"Food Truck Crawl on the Miracle Mile in LA!" (published May 25, 2011) Move over, Portland!  LA has some awesome food trucks, too, serving up everything from Korean-Mexican fusion tacos to samosas to hot dogs to frybread, and soooo much more.  And what better place to shill all this stuff than across the street from the gorgeous LA County Museum of Art?

"Snacking State-by-State: Illinois V - She Fed Me... with Science!" (published June 2, 2011) - I could do a list of my favorite State-by-State posts alone.  This project easily lasted about a third of the blog's entire lifespan, and most of the posts in the last year have been specifically tied to this series.  Why did I choose this post instead of the one where I bought myself a nice 12" cast iron skillet to make Chicago deep dish pizza (also Illinois), or the one where I peeled crawfish to make a buttery, silky étouffée (Louisiana), or the one where I taught myself how to make poi of all things (Hawaii)?  I chose this post because it taught me a thing or two about molecular gastronomy.  Using a free sample of tapioca maltodextrin, I turned olive oil into something almost dry and powdery.  While this experiment didn't go quite the way it should have, by the time I got to the ensuing mashup recipe I made a truly successful nutella powder.  I'm going to have to explore this stuff some more.

"Snacking State-by-State: Maryland I - Crab cakes like mah great-great-aunt used tah make, hon" (published August 28, 2011) - After digging out my Aunt Florence's hand-scrawled ledger book filled with recipes (some were probably not hers, others probably were), I had to try out one of her two crab cake recipes, which ended up tasting just like one my mother ate often as a little girl.  And I got to go back in time with food.

"Wedding in Provincetown I: Civil Marriage is a Right" (published September 20, 2011) - Sure, same-sex marriage is now legal right in my own backyard, but my friends Alan & Eric didn't have that luxury when they decided to finally tie the knot a few years ago.  They wanted to go to where it all first became legal: the Bay State, and the gayest, most lesbiany city in America, Provincetown.  It really was a beautiful wedding in a lovely gay resort I had never visited before, and hopefully can again.  But when the time comes (meaning when I land myself a man.  Still looking...) I probably won't be going all the way to New England to do it.  I won't have to.
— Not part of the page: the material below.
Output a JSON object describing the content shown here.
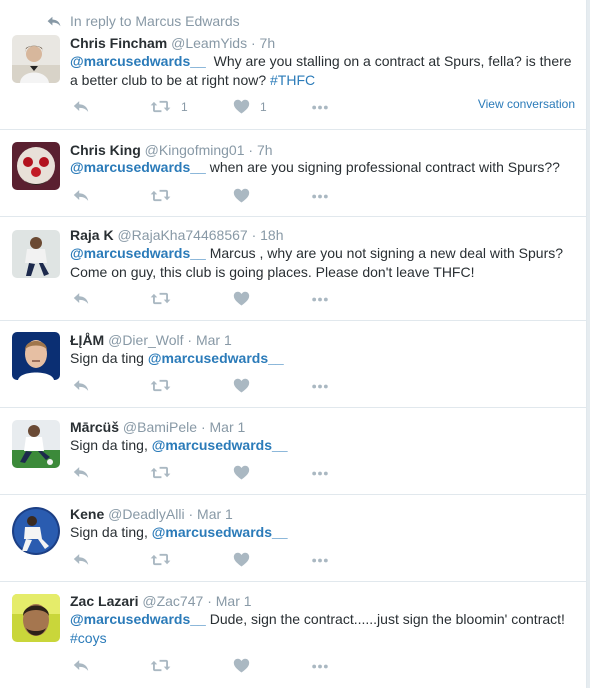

I didn't have a lot of favorites from 2012 it seems.  A few of those are covered in the recent best of recipe post.  But a few of the posts I remember fondly from the last twelve months include:

"Snacking State-by-State: North Carolina I - East Is East, West Is West, Never the Twain Shall Meet" (published March 11, 2012) and "Snacking State-by-State: North Carolina II - It's All About the Lexingtons" (published March 14, 2012) - Out of all the barbecue recipes I've done for the State series and not, I choose these two together because with this I learned how to convert my slow cooker into a food smoker.  Honestly, it can be done.  This is best for the things that have to smoke for a very long time.  You can also transform your oven into a food smoker, as I did for these Kansas City and Memphis ribs (Missouri and Tennessee respectively).  Plus, it's pork barbecue!

"Austin City, Unlimited Part I - Of Barbecue and Barbacoa" (published June 5, 2012) - I went to Austin for a conference and came back with a few extra pounds, as would anyone.  While I didn't find the heat that bad (Palm Springs in August: now that's bad, and I lived with that sort of heat for several summers in my life), I was happy to get indoors nonetheless and experience some of the delicious Texas barbecue and Mexican / Tex-Mex barbacoa the city had to offer.  Someday I will return, Austin, oh yes.

That was difficult - as many posts as I have mentioned above, it was still pretty tough to winnow down the list to just a few of these favorites.  But this is a good representative sample of the stuff I wrote that I remember most fondly from these past 6 1/2 years, and it works for me.  Besides, this post is long enough as it is.